WHAT IS NEEDED> Drop the pictures from the entries below, then reproduce the rest exactly.

AVAILABLE DATA>
= = = =
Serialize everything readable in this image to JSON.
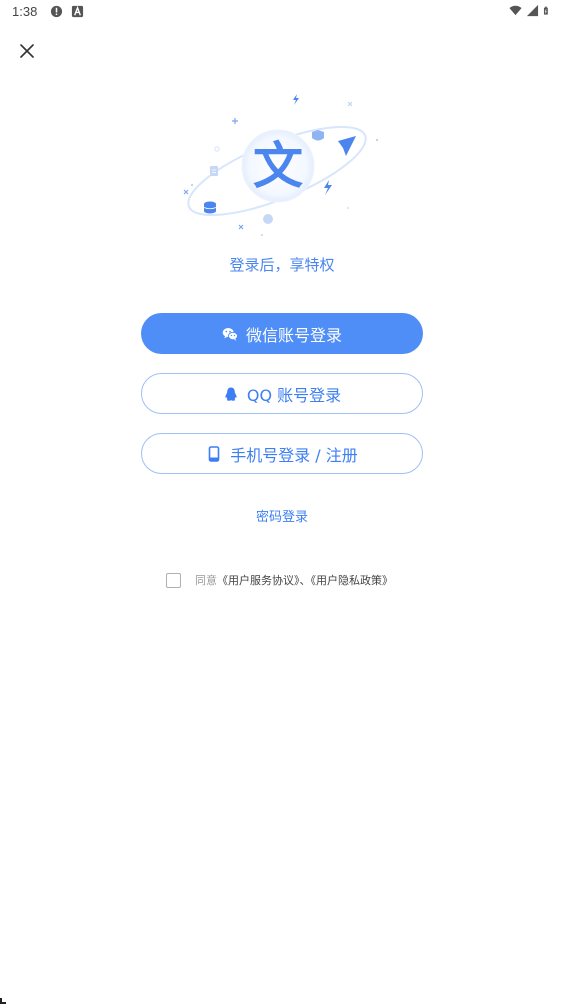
{
  "status_bar": {
    "time": "1:38",
    "left_icons": [
      "alert-circle-icon",
      "accessibility-icon"
    ],
    "right_icons": [
      "wifi-icon",
      "signal-icon",
      "battery-icon"
    ]
  },
  "header": {
    "close_icon": "close-icon"
  },
  "hero": {
    "glyph": "文"
  },
  "tagline": "登录后，享特权",
  "buttons": {
    "wechat_label": "微信账号登录",
    "qq_label": "QQ 账号登录",
    "phone_label": "手机号登录 / 注册"
  },
  "password_login": "密码登录",
  "agreement": {
    "prefix": "同意",
    "user_agreement": "《用户服务协议》",
    "separator": "、",
    "privacy_policy": "《用户隐私政策》",
    "checked": false
  },
  "colors": {
    "accent": "#4f8ef7",
    "link": "#3d7ff2",
    "outline_border": "#9fc0f5"
  }
}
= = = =
PROBLEM SOLUTION>
Serialize everything readable in this image to JSON.
{
  "status_bar": {
    "time": "1:38",
    "left_icons": [
      "alert-circle-icon",
      "accessibility-icon"
    ],
    "right_icons": [
      "wifi-icon",
      "signal-icon",
      "battery-icon"
    ]
  },
  "header": {
    "close_icon": "close-icon"
  },
  "hero": {
    "glyph": "文"
  },
  "tagline": "登录后，享特权",
  "buttons": {
    "wechat_label": "微信账号登录",
    "qq_label": "QQ 账号登录",
    "phone_label": "手机号登录 / 注册"
  },
  "password_login": "密码登录",
  "agreement": {
    "prefix": "同意",
    "user_agreement": "《用户服务协议》",
    "separator": "、",
    "privacy_policy": "《用户隐私政策》",
    "checked": false
  },
  "colors": {
    "accent": "#4f8ef7",
    "link": "#3d7ff2",
    "outline_border": "#9fc0f5"
  }
}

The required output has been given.